Mutual Funds

RBI can be on hold till the second quarter of 2015

Updated on: Sep 28, 2014
image caption

Dynamic bond funds are expected to deliver better returns with gilt yields set to remain in a range for some more months, says Dhawal Dalal, Head – Fixed Income, DSP BlackRock Mutual Fund.

We are on the hold with policy rates over the last few meetings. What is your view on rates now?

The RBI Governor has made it clear that he wants to see inflation come down on a sustainable basis before he brings down rates. Inflation has two main aspects — food prices and inflationary expectations. The food prices inflation that is heading higher is going to play a key role in future.

Then inflationary expectations, based on the RBI’s survey of consumers, continue to remain high, in excess of 12 to 13 per cent. If consumers feel that inflation is going to remain high, it will be difficult for the RBI to reduce rates. Based on these, we feel that the RBI will maintain rates at the current level at least till the second quarter of 2015.

Do you think the external environment is important since the Fed will soon start raising soon?

Currently, looking at the Federal Reserve’s own expectations, they will have to start raising rates in the first half of 2015. The RBI will try to ensure that the Indian economy is insulated from whatever move the Federal Reserve or any other central bank takes. They will perhaps do this by keeping rates elevated and the currency under control with low volatility so that in case of reversal of flows from emerging markets to developed countries, Indian financial markets are least affected.
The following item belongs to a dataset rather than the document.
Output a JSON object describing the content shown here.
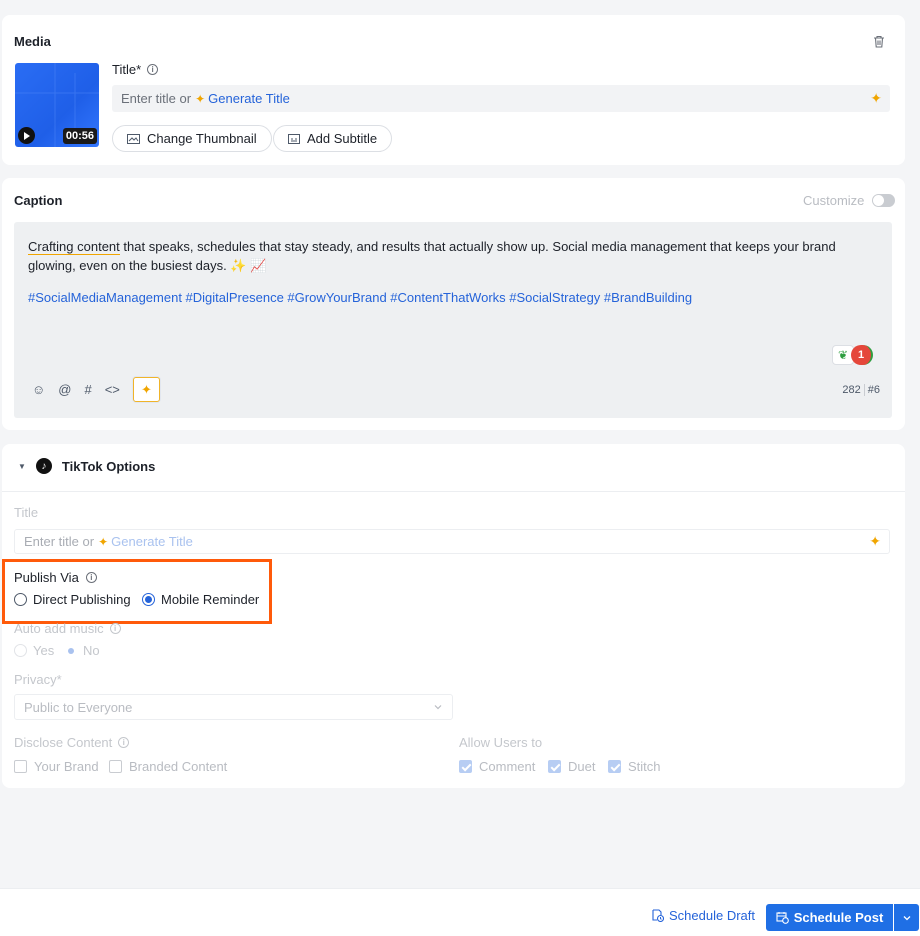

Do you think the interest rate spreads between India and other countries is sufficient or is there a case for hiking rates?

That is a valid point. But the RBI has not commented on the spread between India and other countries so far. If you look at the historical spread, we are at the higher end of the band. Currently the spread is about 600 basis points. This is higher by about 150 basis points than the long-term average. Whether this is sufficient or not, only market participants can tell.

If we compare real rates, there is hardly any difference. Does that mean RBI has to take rates higher? Perhaps not, because the economy will not be able to bear any further increase in rates.

Why are foreign portfolio investors bullish on Indian debt securities?

Foreign portfolio investors would like to take a duration risk. My understanding is that the bulk of investment is happening keeping the level of the rupee in mind. On a quarter-to-date basis and on a year-to-date basis, the rupee has underperformed other Asian currencies.

We have a situation with undervalued currency and elevated bond yields; Indian bond yields are the second highest in the region. That brings in investors who are here for the longer term.

But assuming that the returns are unhedged, bulk of the returns will come from currency and not from bonds. So they are likely to react more to currency moves.

The performance of your gilt funds over the last one year has not been good. What is the reason for that?

If you remember last year, Q2 and Q3 were very volatile due to the announcement of taper and then with the currency stabilising with various measures taken by the RBI. As a result of this, the benchmark touched a low of 7.10 and went all the way to 9.5.

Because of this wild movement, gilt funds that had investment in longer-dated government bonds have underperformed.

Given your interest rate view, what is the strategy you are adopting with respect to your funds?

For income funds a prudent mix of corporate bonds AAA and non-AAA and government bonds will be the optimal way for getting good returns. As far as gilt funds are concerned, we are investing in government securities maturing between 2020 and 2028. We are not increasing our allocation to very long dated bonds.

Your income opportunities fund has given good returns. What is the strategy adopted there? Has it been a credit call or a play on the duration?

With the improvement in the economy, we think that credit risk is also reducing and liquidity is improving.

In income opportunities fund, we are taking selective credit risk by performing due diligence on certain credit, meeting the management, understanding the business and the prospects and the requirement of credit and then investing in such a way that our total exposure to a high yielding asset is not more than 50-55 per cent.

We have invested in bonds rated lower than AA also. But this is based on our understanding of the credit, the collateral and other safety features of the asset. And the rest of the portfolio is invested in safe liquid assets to balance any liquidity need in the future.

What is your outlook for gilt, dynamic or short-term funds? What are the strategies you are adopting in these funds?

In gilt funds we do not see an immediate decline in yields. The government bond prices are, therefore, expected to remain range-bound.

In dynamic funds we are looking at a mix of government and corporate bonds. We are, therefore, different from our peers who are overweight government bonds and underweight corporate bonds. This strategy is designed to reduce volatility and optimise performance. If we anticipate that government bond yields are going to decline sharply, we will immediately increase our allocation to government bonds.

Short-term funds are mainly invested in corporate bonds maturing up to three years, with the average maturity of two years. We take selective government bond exposure not exceeding 10 per cent in the fund.

Published on September 28, 2014

Follow us on Telegram, Facebook, Twitter, Instagram, YouTube and Linkedin. You can also download our Android App or IOS App.

This article is closed for comments.
Please Email the Editor

You May Also Like

Recommended for you